A synthesis of most of all available geological, geomorphological, petrological, and geophysical data was made to construct a model for explaining the relationships between the late Quaternary volcanism (the Higashi-Izu monogenetic volcano field, HIMVF) and the tectonics in and around the Izu terrane, which is located in the northern tip of the Izu-Bonin arc. The HIMVF consists of about 100 monogenetic terrestrial and submarine volcanoes. Detailed tephrochronological study revealed that many of the HIMVF volcanoes were made by episodic fissure eruptions since 0.15 Ma. The fissure vents (or intrusions) of the HIMVF are formed as open cracks aligning with the NW-SE azimuth of horizontal maximum compression in regional crustal stress. This stress field is mainly controlled by the NW-SE compression caused by the strong mechanical coupling of the buoyant Izu-Bonin volcanic arc with the Japan arc. In spite of this compression, both the plate geometry involving an intra-plate fracture and the existence of block rotations in the upper crust probably enable the northeastward crustal extension in the eastern Izu terrane, and make the HIMVF, where a new dike is formed across the upper crust at each eruptive or intrusive event.
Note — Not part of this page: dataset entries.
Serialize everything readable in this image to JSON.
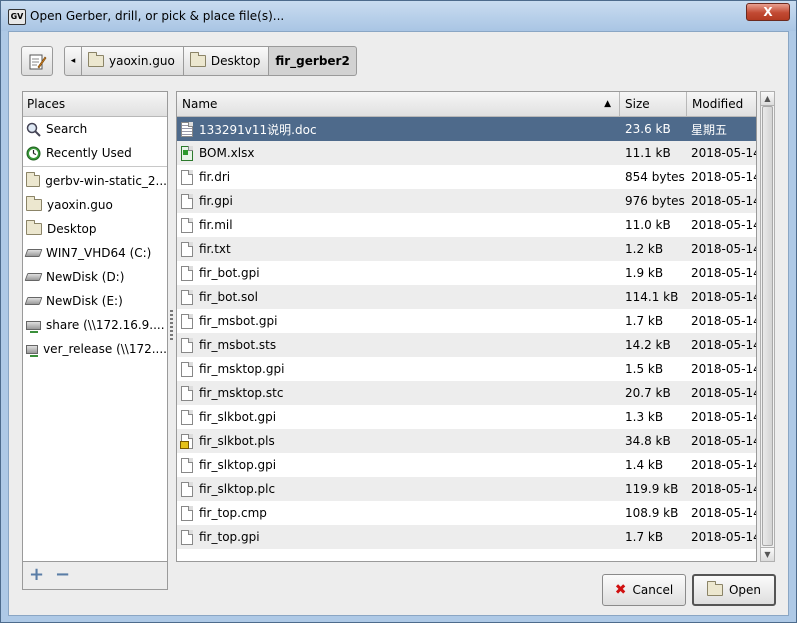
{
  "window": {
    "title": "Open Gerber, drill, or pick & place file(s)...",
    "close_label": "X",
    "app_icon_label": "GV"
  },
  "pathbar": {
    "back_arrow": "◂",
    "crumbs": [
      {
        "label": "yaoxin.guo"
      },
      {
        "label": "Desktop"
      },
      {
        "label": "fir_gerber2"
      }
    ]
  },
  "places": {
    "header": "Places",
    "items": [
      {
        "label": "Search",
        "icon": "search-icon"
      },
      {
        "label": "Recently Used",
        "icon": "recent-icon"
      },
      {
        "label": "gerbv-win-static_2...",
        "icon": "folder-icon"
      },
      {
        "label": "yaoxin.guo",
        "icon": "folder-icon"
      },
      {
        "label": "Desktop",
        "icon": "folder-icon"
      },
      {
        "label": "WIN7_VHD64 (C:)",
        "icon": "drive-icon"
      },
      {
        "label": "NewDisk (D:)",
        "icon": "drive-icon"
      },
      {
        "label": "NewDisk (E:)",
        "icon": "drive-icon"
      },
      {
        "label": "share (\\\\172.16.9....",
        "icon": "network-drive-icon"
      },
      {
        "label": "ver_release (\\\\172....",
        "icon": "network-drive-icon"
      }
    ],
    "add_label": "+",
    "remove_label": "−"
  },
  "filelist": {
    "columns": {
      "name": "Name",
      "size": "Size",
      "modified": "Modified"
    },
    "sort_arrow": "▲",
    "rows": [
      {
        "name": "133291v11说明.doc",
        "size": "23.6 kB",
        "modified": "星期五",
        "type": "doc",
        "selected": true
      },
      {
        "name": "BOM.xlsx",
        "size": "11.1 kB",
        "modified": "2018-05-14",
        "type": "xls"
      },
      {
        "name": "fir.dri",
        "size": "854 bytes",
        "modified": "2018-05-14",
        "type": "file"
      },
      {
        "name": "fir.gpi",
        "size": "976 bytes",
        "modified": "2018-05-14",
        "type": "file"
      },
      {
        "name": "fir.mil",
        "size": "11.0 kB",
        "modified": "2018-05-14",
        "type": "file"
      },
      {
        "name": "fir.txt",
        "size": "1.2 kB",
        "modified": "2018-05-14",
        "type": "file"
      },
      {
        "name": "fir_bot.gpi",
        "size": "1.9 kB",
        "modified": "2018-05-14",
        "type": "file"
      },
      {
        "name": "fir_bot.sol",
        "size": "114.1 kB",
        "modified": "2018-05-14",
        "type": "file"
      },
      {
        "name": "fir_msbot.gpi",
        "size": "1.7 kB",
        "modified": "2018-05-14",
        "type": "file"
      },
      {
        "name": "fir_msbot.sts",
        "size": "14.2 kB",
        "modified": "2018-05-14",
        "type": "file"
      },
      {
        "name": "fir_msktop.gpi",
        "size": "1.5 kB",
        "modified": "2018-05-14",
        "type": "file"
      },
      {
        "name": "fir_msktop.stc",
        "size": "20.7 kB",
        "modified": "2018-05-14",
        "type": "file"
      },
      {
        "name": "fir_slkbot.gpi",
        "size": "1.3 kB",
        "modified": "2018-05-14",
        "type": "file"
      },
      {
        "name": "fir_slkbot.pls",
        "size": "34.8 kB",
        "modified": "2018-05-14",
        "type": "pls"
      },
      {
        "name": "fir_slktop.gpi",
        "size": "1.4 kB",
        "modified": "2018-05-14",
        "type": "file"
      },
      {
        "name": "fir_slktop.plc",
        "size": "119.9 kB",
        "modified": "2018-05-14",
        "type": "file"
      },
      {
        "name": "fir_top.cmp",
        "size": "108.9 kB",
        "modified": "2018-05-14",
        "type": "file"
      },
      {
        "name": "fir_top.gpi",
        "size": "1.7 kB",
        "modified": "2018-05-14",
        "type": "file"
      }
    ]
  },
  "buttons": {
    "cancel": "Cancel",
    "open": "Open"
  },
  "colors": {
    "selection": "#4e6a8b",
    "titlebar": "#aec9e6",
    "close": "#c24a33"
  }
}
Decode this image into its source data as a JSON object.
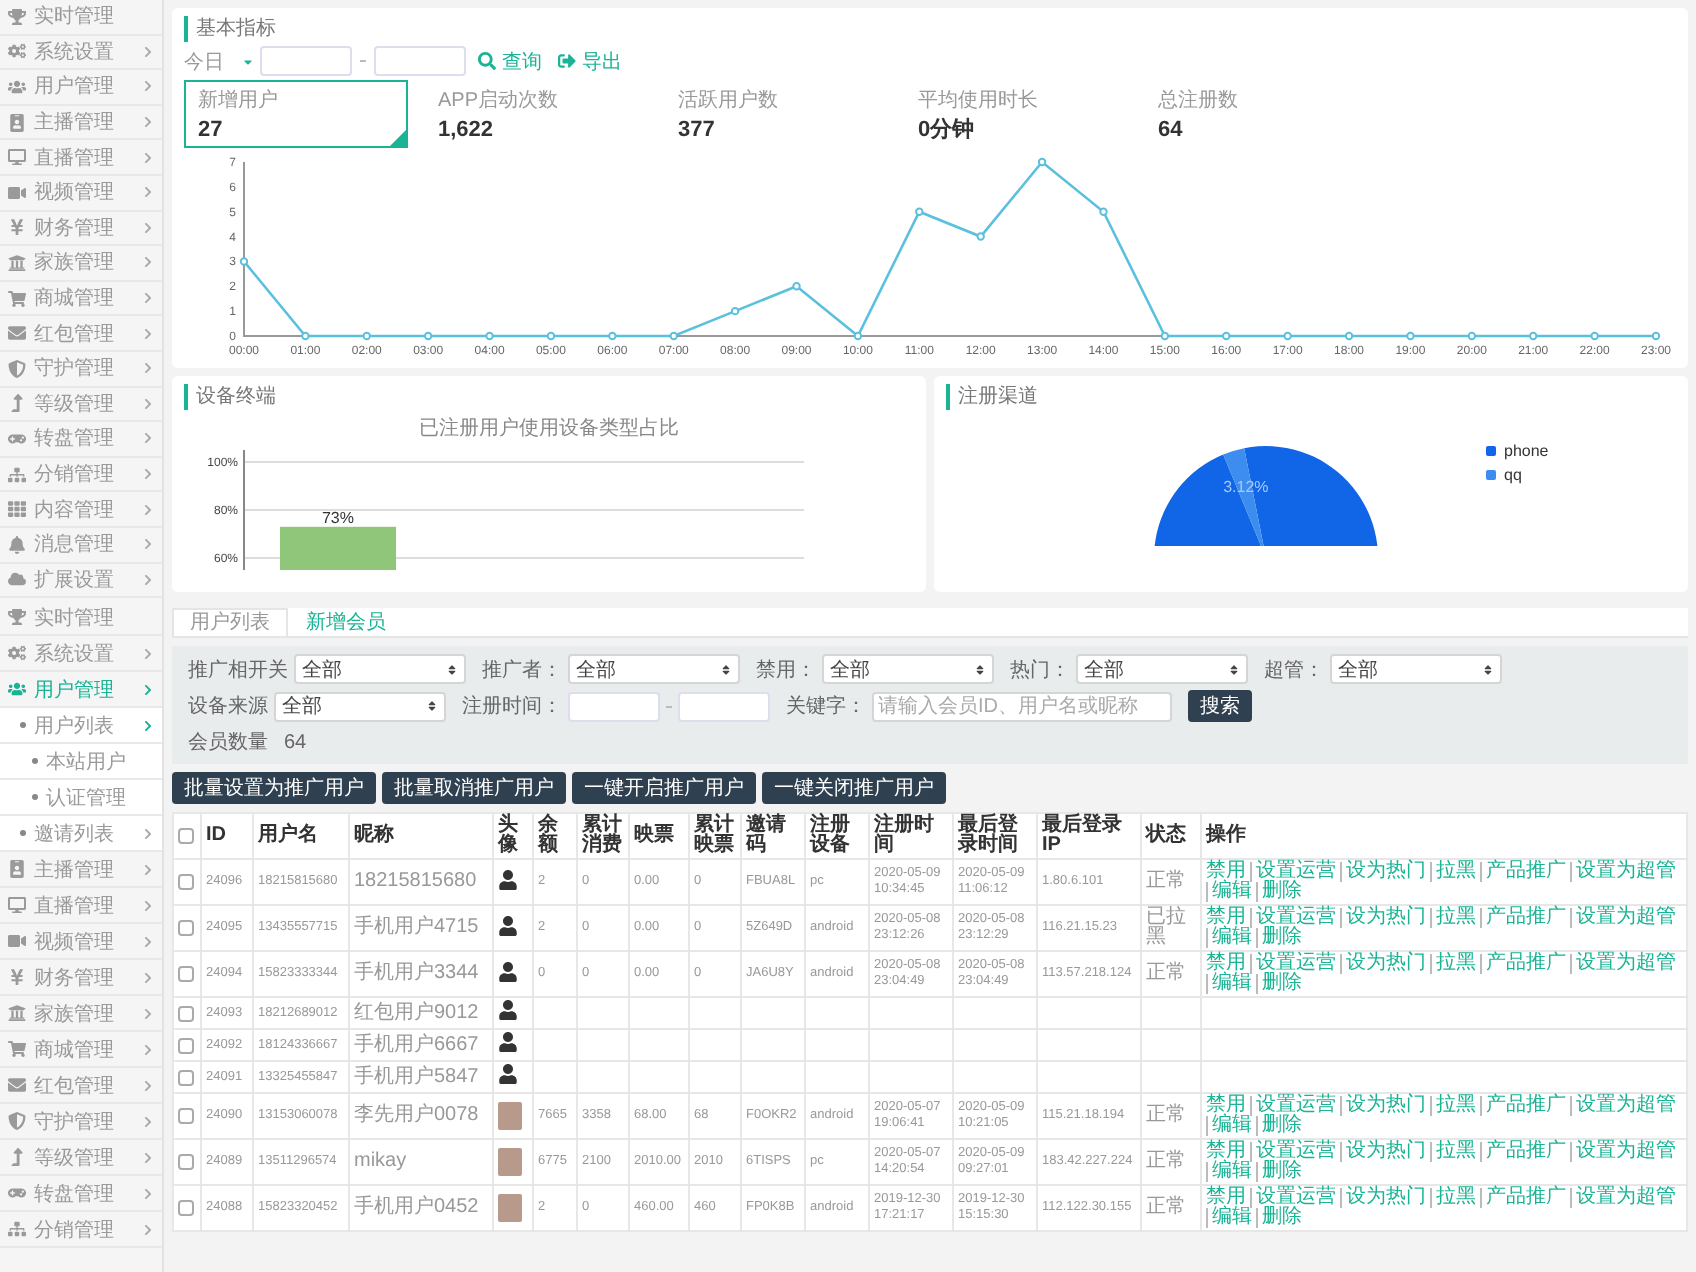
{
  "sidebar_top": {
    "items": [
      {
        "label": "实时管理",
        "kind": "link",
        "selected": false
      },
      {
        "label": "系统设置",
        "kind": "menu",
        "selected": false
      },
      {
        "label": "用户管理",
        "kind": "menu",
        "selected": false
      },
      {
        "label": "主播管理",
        "kind": "menu",
        "selected": false
      },
      {
        "label": "直播管理",
        "kind": "menu",
        "selected": false
      },
      {
        "label": "视频管理",
        "kind": "menu",
        "selected": false
      },
      {
        "label": "财务管理",
        "kind": "menu",
        "selected": false
      },
      {
        "label": "家族管理",
        "kind": "menu",
        "selected": false
      },
      {
        "label": "商城管理",
        "kind": "menu",
        "selected": false
      },
      {
        "label": "红包管理",
        "kind": "menu",
        "selected": false
      },
      {
        "label": "守护管理",
        "kind": "menu",
        "selected": false
      },
      {
        "label": "等级管理",
        "kind": "menu",
        "selected": false
      },
      {
        "label": "转盘管理",
        "kind": "menu",
        "selected": false
      },
      {
        "label": "分销管理",
        "kind": "menu",
        "selected": false
      },
      {
        "label": "内容管理",
        "kind": "menu",
        "selected": false
      },
      {
        "label": "消息管理",
        "kind": "menu",
        "selected": false
      },
      {
        "label": "扩展设置",
        "kind": "menu",
        "selected": false
      }
    ]
  },
  "basic_metrics": {
    "title": "基本指标",
    "period": "今日",
    "query_button": "查询",
    "export_button": "导出",
    "stats": [
      {
        "label": "新增用户",
        "value": "27",
        "selected": true
      },
      {
        "label": "APP启动次数",
        "value": "1,622",
        "selected": false
      },
      {
        "label": "活跃用户数",
        "value": "377",
        "selected": false
      },
      {
        "label": "平均使用时长",
        "value": "0分钟",
        "selected": false
      },
      {
        "label": "总注册数",
        "value": "64",
        "selected": false
      }
    ],
    "chart_data": {
      "type": "line",
      "categories": [
        "00:00",
        "01:00",
        "02:00",
        "03:00",
        "04:00",
        "05:00",
        "06:00",
        "07:00",
        "08:00",
        "09:00",
        "10:00",
        "11:00",
        "12:00",
        "13:00",
        "14:00",
        "15:00",
        "16:00",
        "17:00",
        "18:00",
        "19:00",
        "20:00",
        "21:00",
        "22:00",
        "23:00"
      ],
      "series": [
        {
          "color": "#5bc0de",
          "marker": true,
          "values": [
            3,
            0,
            0,
            0,
            0,
            0,
            0,
            0,
            1,
            2,
            0,
            5,
            4,
            7,
            5,
            0,
            0,
            0,
            0,
            0,
            0,
            0,
            0,
            0
          ]
        }
      ],
      "ylim": [
        0,
        7
      ],
      "yticks": [
        0,
        1,
        2,
        3,
        4,
        5,
        6,
        7
      ]
    }
  },
  "device_card": {
    "title": "设备终端",
    "chart_data": {
      "type": "bar",
      "title": "已注册用户使用设备类型占比",
      "values": [
        73
      ],
      "ylim": [
        55,
        100
      ],
      "yticks": [
        {
          "value": 60,
          "label": "60%"
        },
        {
          "value": 80,
          "label": "80%"
        },
        {
          "value": 100,
          "label": "100%"
        }
      ],
      "value_labels": [
        "73%"
      ]
    }
  },
  "channel_card": {
    "title": "注册渠道",
    "chart_data": {
      "type": "pie",
      "categories": [
        "phone",
        "qq"
      ],
      "values": [
        96.88,
        3.12
      ],
      "value_labels": [
        null,
        "3.12%"
      ]
    }
  },
  "sidebar_bottom": {
    "items": [
      {
        "label": "实时管理",
        "kind": "link",
        "selected": false
      },
      {
        "label": "系统设置",
        "kind": "menu",
        "selected": false
      },
      {
        "label": "用户管理",
        "kind": "menu",
        "selected": true,
        "expanded": true,
        "children": [
          {
            "label": "用户列表",
            "kind": "menu",
            "selected": false,
            "expanded": true,
            "children": [
              {
                "label": "本站用户",
                "kind": "link",
                "selected": false
              },
              {
                "label": "认证管理",
                "kind": "link",
                "selected": false
              }
            ]
          },
          {
            "label": "邀请列表",
            "kind": "menu",
            "selected": false
          }
        ]
      },
      {
        "label": "主播管理",
        "kind": "menu",
        "selected": false
      },
      {
        "label": "直播管理",
        "kind": "menu",
        "selected": false
      },
      {
        "label": "视频管理",
        "kind": "menu",
        "selected": false
      },
      {
        "label": "财务管理",
        "kind": "menu",
        "selected": false
      },
      {
        "label": "家族管理",
        "kind": "menu",
        "selected": false
      },
      {
        "label": "商城管理",
        "kind": "menu",
        "selected": false
      },
      {
        "label": "红包管理",
        "kind": "menu",
        "selected": false
      },
      {
        "label": "守护管理",
        "kind": "menu",
        "selected": false
      },
      {
        "label": "等级管理",
        "kind": "menu",
        "selected": false
      },
      {
        "label": "转盘管理",
        "kind": "menu",
        "selected": false
      },
      {
        "label": "分销管理",
        "kind": "menu",
        "selected": false
      }
    ]
  },
  "tabs": [
    {
      "label": "用户列表",
      "selected": true
    },
    {
      "label": "新增会员",
      "selected": false
    }
  ],
  "filters": {
    "fields": [
      {
        "kind": "select",
        "label": "推广相开关",
        "value": "全部"
      },
      {
        "kind": "select",
        "label": "推广者：",
        "value": "全部"
      },
      {
        "kind": "select",
        "label": "禁用：",
        "value": "全部"
      },
      {
        "kind": "select",
        "label": "热门：",
        "value": "全部"
      },
      {
        "kind": "select",
        "label": "超管：",
        "value": "全部"
      },
      {
        "kind": "select",
        "label": "设备来源",
        "value": "全部"
      },
      {
        "kind": "daterange",
        "label": "注册时间："
      },
      {
        "kind": "text",
        "label": "关键字：",
        "placeholder": "请输入会员ID、用户名或昵称"
      },
      {
        "kind": "button",
        "label": "搜索"
      }
    ],
    "count_label": "会员数量",
    "count": "64"
  },
  "bulk_buttons": [
    "批量设置为推广用户",
    "批量取消推广用户",
    "一键开启推广用户",
    "一键关闭推广用户"
  ],
  "table": {
    "select_all_checked": false,
    "columns": [
      "ID",
      "用户名",
      "昵称",
      "头像",
      "余额",
      "累计消费",
      "映票",
      "累计映票",
      "邀请码",
      "注册设备",
      "注册时间",
      "最后登录时间",
      "最后登录IP",
      "状态",
      "操作"
    ],
    "rows": [
      {
        "checked": false,
        "id": "24096",
        "username": "18215815680",
        "nickname": "18215815680",
        "avatar": {
          "kind": "cartoon"
        },
        "balance": "2",
        "total_spent": "0",
        "tickets": "0.00",
        "total_tickets": "0",
        "invite_code": "FBUA8L",
        "device": "pc",
        "registered": "2020-05-09 10:34:45",
        "last_login": "2020-05-09 11:06:12",
        "last_ip": "1.80.6.101",
        "status": "正常",
        "actions": [
          "禁用",
          "设置运营",
          "设为热门",
          "拉黑",
          "产品推广",
          "设置为超管",
          "编辑",
          "删除"
        ]
      },
      {
        "checked": false,
        "id": "24095",
        "username": "13435557715",
        "nickname": "手机用户4715",
        "avatar": {
          "kind": "cartoon"
        },
        "balance": "2",
        "total_spent": "0",
        "tickets": "0.00",
        "total_tickets": "0",
        "invite_code": "5Z649D",
        "device": "android",
        "registered": "2020-05-08 23:12:26",
        "last_login": "2020-05-08 23:12:29",
        "last_ip": "116.21.15.23",
        "status": "已拉黑",
        "actions": [
          "禁用",
          "设置运营",
          "设为热门",
          "拉黑",
          "产品推广",
          "设置为超管",
          "编辑",
          "删除"
        ]
      },
      {
        "checked": false,
        "id": "24094",
        "username": "15823333344",
        "nickname": "手机用户3344",
        "avatar": {
          "kind": "cartoon"
        },
        "balance": "0",
        "total_spent": "0",
        "tickets": "0.00",
        "total_tickets": "0",
        "invite_code": "JA6U8Y",
        "device": "android",
        "registered": "2020-05-08 23:04:49",
        "last_login": "2020-05-08 23:04:49",
        "last_ip": "113.57.218.124",
        "status": "正常",
        "actions": [
          "禁用",
          "设置运营",
          "设为热门",
          "拉黑",
          "产品推广",
          "设置为超管",
          "编辑",
          "删除"
        ]
      },
      {
        "checked": false,
        "id": "24093",
        "username": "18212689012",
        "nickname": "红包用户9012",
        "avatar": {
          "kind": "cartoon"
        }
      },
      {
        "checked": false,
        "id": "24092",
        "username": "18124336667",
        "nickname": "手机用户6667",
        "avatar": {
          "kind": "cartoon"
        }
      },
      {
        "checked": false,
        "id": "24091",
        "username": "13325455847",
        "nickname": "手机用户5847",
        "avatar": {
          "kind": "cartoon"
        }
      },
      {
        "checked": false,
        "id": "24090",
        "username": "13153060078",
        "nickname": "李先用户0078",
        "avatar": {
          "kind": "photo"
        },
        "balance": "7665",
        "total_spent": "3358",
        "tickets": "68.00",
        "total_tickets": "68",
        "invite_code": "F0OKR2",
        "device": "android",
        "registered": "2020-05-07 19:06:41",
        "last_login": "2020-05-09 10:21:05",
        "last_ip": "115.21.18.194",
        "status": "正常",
        "actions": [
          "禁用",
          "设置运营",
          "设为热门",
          "拉黑",
          "产品推广",
          "设置为超管",
          "编辑",
          "删除"
        ]
      },
      {
        "checked": false,
        "id": "24089",
        "username": "13511296574",
        "nickname": "mikay",
        "avatar": {
          "kind": "photo"
        },
        "balance": "6775",
        "total_spent": "2100",
        "tickets": "2010.00",
        "total_tickets": "2010",
        "invite_code": "6TISPS",
        "device": "pc",
        "registered": "2020-05-07 14:20:54",
        "last_login": "2020-05-09 09:27:01",
        "last_ip": "183.42.227.224",
        "status": "正常",
        "actions": [
          "禁用",
          "设置运营",
          "设为热门",
          "拉黑",
          "产品推广",
          "设置为超管",
          "编辑",
          "删除"
        ]
      },
      {
        "checked": false,
        "id": "24088",
        "username": "15823320452",
        "nickname": "手机用户0452",
        "avatar": {
          "kind": "photo"
        },
        "balance": "2",
        "total_spent": "0",
        "tickets": "460.00",
        "total_tickets": "460",
        "invite_code": "FP0K8B",
        "device": "android",
        "registered": "2019-12-30 17:21:17",
        "last_login": "2019-12-30 15:15:30",
        "last_ip": "112.122.30.155",
        "status": "正常",
        "actions": [
          "禁用",
          "设置运营",
          "设为热门",
          "拉黑",
          "产品推广",
          "设置为超管",
          "编辑",
          "删除"
        ]
      }
    ]
  }
}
Such event repeated every 50-60 years at least for the past 200 years and generated about 1m crustal extension at each event.
Abstract of the European Geophysical Society XXI General Assembly, Session SE2.05: Evolution of continental areas: Intraplate tectonics and magmatism, The Hague, The Netherlands, May 6-10, 1996.